DATA FOR THIS TASK
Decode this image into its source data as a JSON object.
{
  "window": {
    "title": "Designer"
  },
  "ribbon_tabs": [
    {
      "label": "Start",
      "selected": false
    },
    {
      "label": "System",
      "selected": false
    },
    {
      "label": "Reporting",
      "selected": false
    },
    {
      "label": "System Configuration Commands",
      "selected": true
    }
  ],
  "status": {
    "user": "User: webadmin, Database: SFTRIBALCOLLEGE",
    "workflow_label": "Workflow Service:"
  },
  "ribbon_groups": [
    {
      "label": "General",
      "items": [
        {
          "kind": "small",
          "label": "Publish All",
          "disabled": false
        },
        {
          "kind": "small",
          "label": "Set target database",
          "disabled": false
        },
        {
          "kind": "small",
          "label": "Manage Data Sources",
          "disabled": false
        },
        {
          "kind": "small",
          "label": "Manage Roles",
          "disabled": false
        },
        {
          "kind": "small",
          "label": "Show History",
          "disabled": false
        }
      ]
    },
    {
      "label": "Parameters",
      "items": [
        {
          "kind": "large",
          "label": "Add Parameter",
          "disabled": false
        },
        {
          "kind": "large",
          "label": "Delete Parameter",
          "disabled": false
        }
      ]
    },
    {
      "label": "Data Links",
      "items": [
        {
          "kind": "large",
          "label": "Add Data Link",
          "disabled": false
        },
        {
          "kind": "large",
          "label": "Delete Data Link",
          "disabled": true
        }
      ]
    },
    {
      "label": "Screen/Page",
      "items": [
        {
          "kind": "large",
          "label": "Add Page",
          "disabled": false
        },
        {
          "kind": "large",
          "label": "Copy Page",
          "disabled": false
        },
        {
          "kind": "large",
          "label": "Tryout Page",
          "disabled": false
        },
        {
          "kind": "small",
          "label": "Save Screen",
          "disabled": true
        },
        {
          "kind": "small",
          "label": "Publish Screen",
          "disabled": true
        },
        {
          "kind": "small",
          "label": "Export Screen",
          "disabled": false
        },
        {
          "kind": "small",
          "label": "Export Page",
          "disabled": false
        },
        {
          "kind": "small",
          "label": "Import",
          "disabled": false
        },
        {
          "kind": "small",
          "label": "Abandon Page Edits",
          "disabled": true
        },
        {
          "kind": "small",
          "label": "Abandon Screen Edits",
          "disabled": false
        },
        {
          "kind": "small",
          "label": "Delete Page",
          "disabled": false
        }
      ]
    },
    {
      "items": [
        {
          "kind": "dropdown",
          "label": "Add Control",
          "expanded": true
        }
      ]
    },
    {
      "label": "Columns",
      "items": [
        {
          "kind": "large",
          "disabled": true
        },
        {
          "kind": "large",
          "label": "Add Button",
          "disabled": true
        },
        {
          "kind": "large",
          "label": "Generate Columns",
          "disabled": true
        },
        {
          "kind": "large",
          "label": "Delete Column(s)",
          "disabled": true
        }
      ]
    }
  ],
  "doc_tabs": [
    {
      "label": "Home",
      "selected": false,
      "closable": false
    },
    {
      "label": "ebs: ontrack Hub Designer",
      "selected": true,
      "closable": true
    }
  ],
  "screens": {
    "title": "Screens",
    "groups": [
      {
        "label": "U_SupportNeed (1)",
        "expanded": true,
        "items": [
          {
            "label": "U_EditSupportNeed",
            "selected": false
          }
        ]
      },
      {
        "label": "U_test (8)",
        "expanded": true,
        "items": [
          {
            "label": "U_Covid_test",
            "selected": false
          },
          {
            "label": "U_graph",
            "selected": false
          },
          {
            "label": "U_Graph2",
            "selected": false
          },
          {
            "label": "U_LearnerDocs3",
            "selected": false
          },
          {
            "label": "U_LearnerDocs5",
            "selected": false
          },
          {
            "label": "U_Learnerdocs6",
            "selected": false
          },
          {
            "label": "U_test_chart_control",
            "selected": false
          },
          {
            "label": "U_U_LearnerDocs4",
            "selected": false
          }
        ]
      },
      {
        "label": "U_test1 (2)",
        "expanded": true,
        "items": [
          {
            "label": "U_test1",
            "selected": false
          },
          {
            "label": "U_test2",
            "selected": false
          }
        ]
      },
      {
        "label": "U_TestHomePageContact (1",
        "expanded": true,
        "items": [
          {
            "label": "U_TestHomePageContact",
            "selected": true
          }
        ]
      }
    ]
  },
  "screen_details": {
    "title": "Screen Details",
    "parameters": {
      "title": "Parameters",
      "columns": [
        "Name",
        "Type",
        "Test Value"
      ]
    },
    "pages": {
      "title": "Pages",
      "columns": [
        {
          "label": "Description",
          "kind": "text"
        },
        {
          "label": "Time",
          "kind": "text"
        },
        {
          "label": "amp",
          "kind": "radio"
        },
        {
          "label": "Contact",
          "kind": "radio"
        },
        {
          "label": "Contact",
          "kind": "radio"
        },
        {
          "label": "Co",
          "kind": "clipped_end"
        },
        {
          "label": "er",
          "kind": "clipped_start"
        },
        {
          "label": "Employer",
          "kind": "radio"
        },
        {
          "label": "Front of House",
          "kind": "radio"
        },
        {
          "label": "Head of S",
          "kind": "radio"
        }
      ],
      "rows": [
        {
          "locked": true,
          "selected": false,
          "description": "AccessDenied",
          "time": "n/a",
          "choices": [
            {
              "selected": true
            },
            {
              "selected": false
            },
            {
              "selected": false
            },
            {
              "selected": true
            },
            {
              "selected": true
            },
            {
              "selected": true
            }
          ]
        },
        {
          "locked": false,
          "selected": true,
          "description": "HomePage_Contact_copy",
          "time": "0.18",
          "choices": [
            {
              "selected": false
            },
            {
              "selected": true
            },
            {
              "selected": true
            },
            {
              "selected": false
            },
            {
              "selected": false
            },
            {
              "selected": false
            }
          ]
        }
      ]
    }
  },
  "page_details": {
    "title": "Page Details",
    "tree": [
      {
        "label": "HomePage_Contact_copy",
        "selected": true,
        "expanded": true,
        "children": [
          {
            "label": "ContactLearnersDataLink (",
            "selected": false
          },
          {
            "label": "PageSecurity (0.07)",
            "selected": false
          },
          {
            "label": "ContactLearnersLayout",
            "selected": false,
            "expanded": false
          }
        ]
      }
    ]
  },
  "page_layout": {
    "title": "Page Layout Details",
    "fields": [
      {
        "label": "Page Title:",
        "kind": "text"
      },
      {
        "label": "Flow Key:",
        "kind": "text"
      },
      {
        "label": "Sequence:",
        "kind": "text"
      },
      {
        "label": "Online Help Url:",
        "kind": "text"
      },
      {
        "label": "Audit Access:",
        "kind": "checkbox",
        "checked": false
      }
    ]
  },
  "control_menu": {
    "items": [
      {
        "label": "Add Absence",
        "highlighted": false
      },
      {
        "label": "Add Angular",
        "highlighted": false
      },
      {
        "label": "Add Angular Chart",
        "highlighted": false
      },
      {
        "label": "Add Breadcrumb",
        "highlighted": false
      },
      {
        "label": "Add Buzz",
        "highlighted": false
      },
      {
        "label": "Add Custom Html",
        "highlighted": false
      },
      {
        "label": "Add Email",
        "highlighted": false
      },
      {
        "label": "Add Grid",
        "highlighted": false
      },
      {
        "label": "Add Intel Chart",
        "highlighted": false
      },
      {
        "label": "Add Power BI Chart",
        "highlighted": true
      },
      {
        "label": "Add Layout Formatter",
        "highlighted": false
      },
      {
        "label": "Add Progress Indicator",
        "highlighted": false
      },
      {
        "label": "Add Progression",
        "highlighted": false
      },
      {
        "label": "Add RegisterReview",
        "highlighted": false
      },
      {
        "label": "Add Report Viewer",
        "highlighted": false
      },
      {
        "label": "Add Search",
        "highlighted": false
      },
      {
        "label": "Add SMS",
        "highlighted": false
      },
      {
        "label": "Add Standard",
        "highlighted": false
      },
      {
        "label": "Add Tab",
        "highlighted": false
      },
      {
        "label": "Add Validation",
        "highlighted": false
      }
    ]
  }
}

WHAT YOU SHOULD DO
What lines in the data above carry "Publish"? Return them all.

SOLUTION BELOW
          "label": "Publish All",
          "label": "Publish Screen",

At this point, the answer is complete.